--- Supplied information Enclosed Below ---
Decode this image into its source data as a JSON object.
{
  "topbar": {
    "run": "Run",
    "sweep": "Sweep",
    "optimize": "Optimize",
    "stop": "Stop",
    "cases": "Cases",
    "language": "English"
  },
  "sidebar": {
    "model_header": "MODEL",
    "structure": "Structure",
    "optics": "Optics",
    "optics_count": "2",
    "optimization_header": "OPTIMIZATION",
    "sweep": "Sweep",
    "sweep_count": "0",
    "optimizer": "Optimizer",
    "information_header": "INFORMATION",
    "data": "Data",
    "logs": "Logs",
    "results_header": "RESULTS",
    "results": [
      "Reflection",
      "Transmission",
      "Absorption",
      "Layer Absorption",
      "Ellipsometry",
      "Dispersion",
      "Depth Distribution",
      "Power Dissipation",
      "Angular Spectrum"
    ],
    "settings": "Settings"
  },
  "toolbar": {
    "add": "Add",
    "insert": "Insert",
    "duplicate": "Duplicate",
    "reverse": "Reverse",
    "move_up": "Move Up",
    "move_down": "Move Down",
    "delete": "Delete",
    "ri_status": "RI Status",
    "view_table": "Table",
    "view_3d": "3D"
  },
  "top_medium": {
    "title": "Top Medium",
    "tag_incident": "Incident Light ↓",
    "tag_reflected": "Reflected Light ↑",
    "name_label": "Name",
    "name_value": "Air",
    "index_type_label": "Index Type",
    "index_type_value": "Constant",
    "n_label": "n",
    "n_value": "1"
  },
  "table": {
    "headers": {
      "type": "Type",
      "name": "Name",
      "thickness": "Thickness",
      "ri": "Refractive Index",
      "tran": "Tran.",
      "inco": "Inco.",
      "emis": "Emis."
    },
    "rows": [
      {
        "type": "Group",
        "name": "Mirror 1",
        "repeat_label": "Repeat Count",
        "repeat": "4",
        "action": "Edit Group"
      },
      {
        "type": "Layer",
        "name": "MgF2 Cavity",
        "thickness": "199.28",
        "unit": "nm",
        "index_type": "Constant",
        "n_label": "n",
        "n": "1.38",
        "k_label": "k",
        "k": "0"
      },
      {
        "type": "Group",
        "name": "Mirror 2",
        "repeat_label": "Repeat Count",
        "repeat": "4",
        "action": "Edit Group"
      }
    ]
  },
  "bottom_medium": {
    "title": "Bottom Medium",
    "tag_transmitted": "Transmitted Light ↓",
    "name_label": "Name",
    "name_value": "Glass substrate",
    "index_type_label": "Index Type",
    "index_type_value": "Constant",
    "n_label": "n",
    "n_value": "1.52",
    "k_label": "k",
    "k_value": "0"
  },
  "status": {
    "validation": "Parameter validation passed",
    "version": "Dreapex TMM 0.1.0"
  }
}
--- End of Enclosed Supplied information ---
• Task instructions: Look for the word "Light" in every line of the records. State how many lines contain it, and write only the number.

• Response to this exercise: 3